▶ **Work instructions**
Apart from the pictures, every line below needs to be reproduced verbatim.

(Element data from apps and pages)
┄┄┄┄┄┄┄┄┄┄┄┄┄┄┄┄┄┄┄┄
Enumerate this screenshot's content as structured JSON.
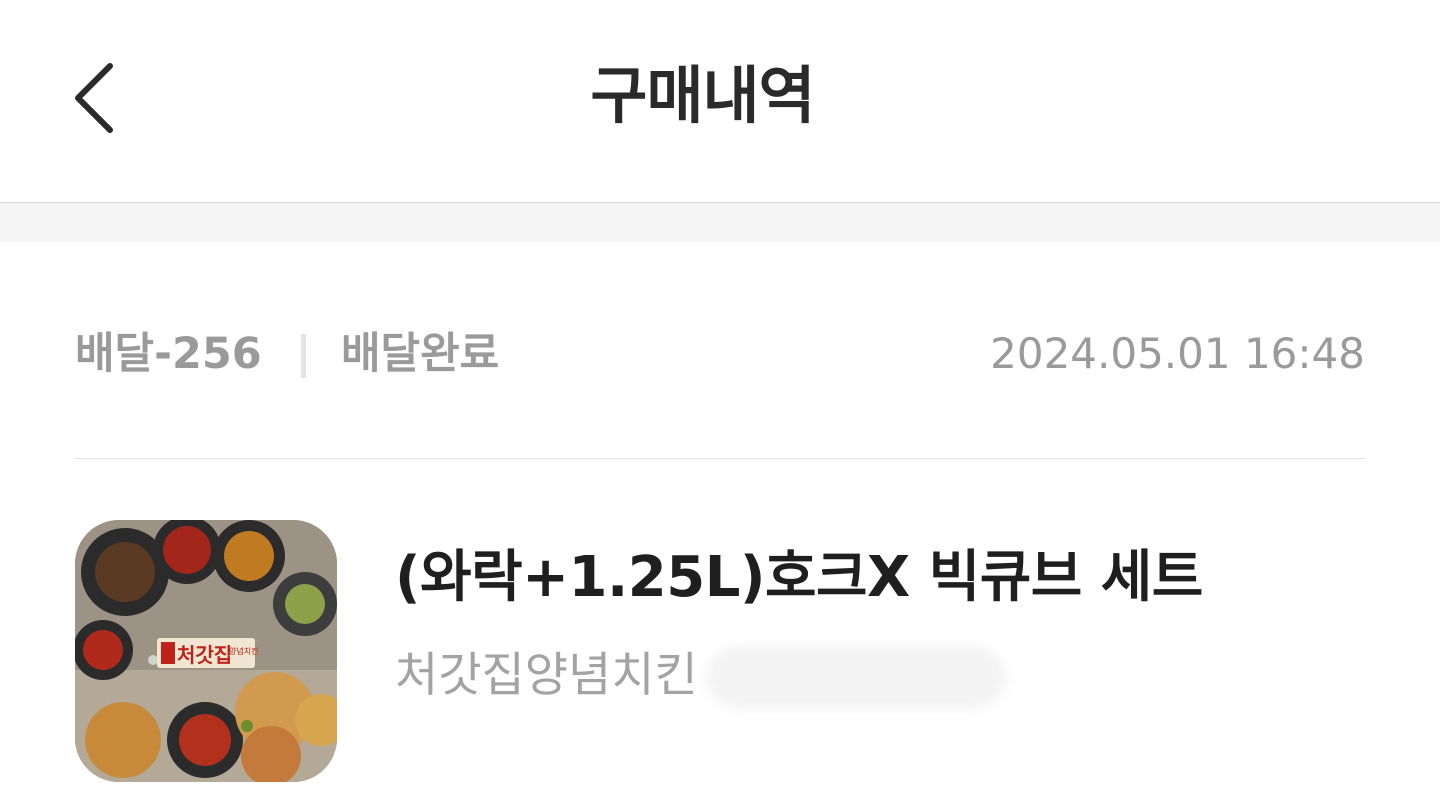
{
  "header": {
    "title": "구매내역",
    "back_icon": "chevron-left-icon"
  },
  "order": {
    "id": "배달-256",
    "status": "배달완료",
    "datetime": "2024.05.01 16:48"
  },
  "product": {
    "name": "(와락+1.25L)호크X 빅큐브 세트",
    "store": "처갓집양념치킨",
    "thumbnail_logo_text": "처갓집",
    "thumbnail_logo_subtext": "양념치킨"
  },
  "colors": {
    "title": "#2a2a2a",
    "muted": "#9a9a9a",
    "divider": "#e3e3e3",
    "band": "#f5f5f5"
  }
}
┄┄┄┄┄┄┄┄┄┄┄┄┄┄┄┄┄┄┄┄
▶ **Exercise result**
Enumerate this screenshot's content as structured JSON.
{
  "header": {
    "title": "구매내역",
    "back_icon": "chevron-left-icon"
  },
  "order": {
    "id": "배달-256",
    "status": "배달완료",
    "datetime": "2024.05.01 16:48"
  },
  "product": {
    "name": "(와락+1.25L)호크X 빅큐브 세트",
    "store": "처갓집양념치킨",
    "thumbnail_logo_text": "처갓집",
    "thumbnail_logo_subtext": "양념치킨"
  },
  "colors": {
    "title": "#2a2a2a",
    "muted": "#9a9a9a",
    "divider": "#e3e3e3",
    "band": "#f5f5f5"
  }
}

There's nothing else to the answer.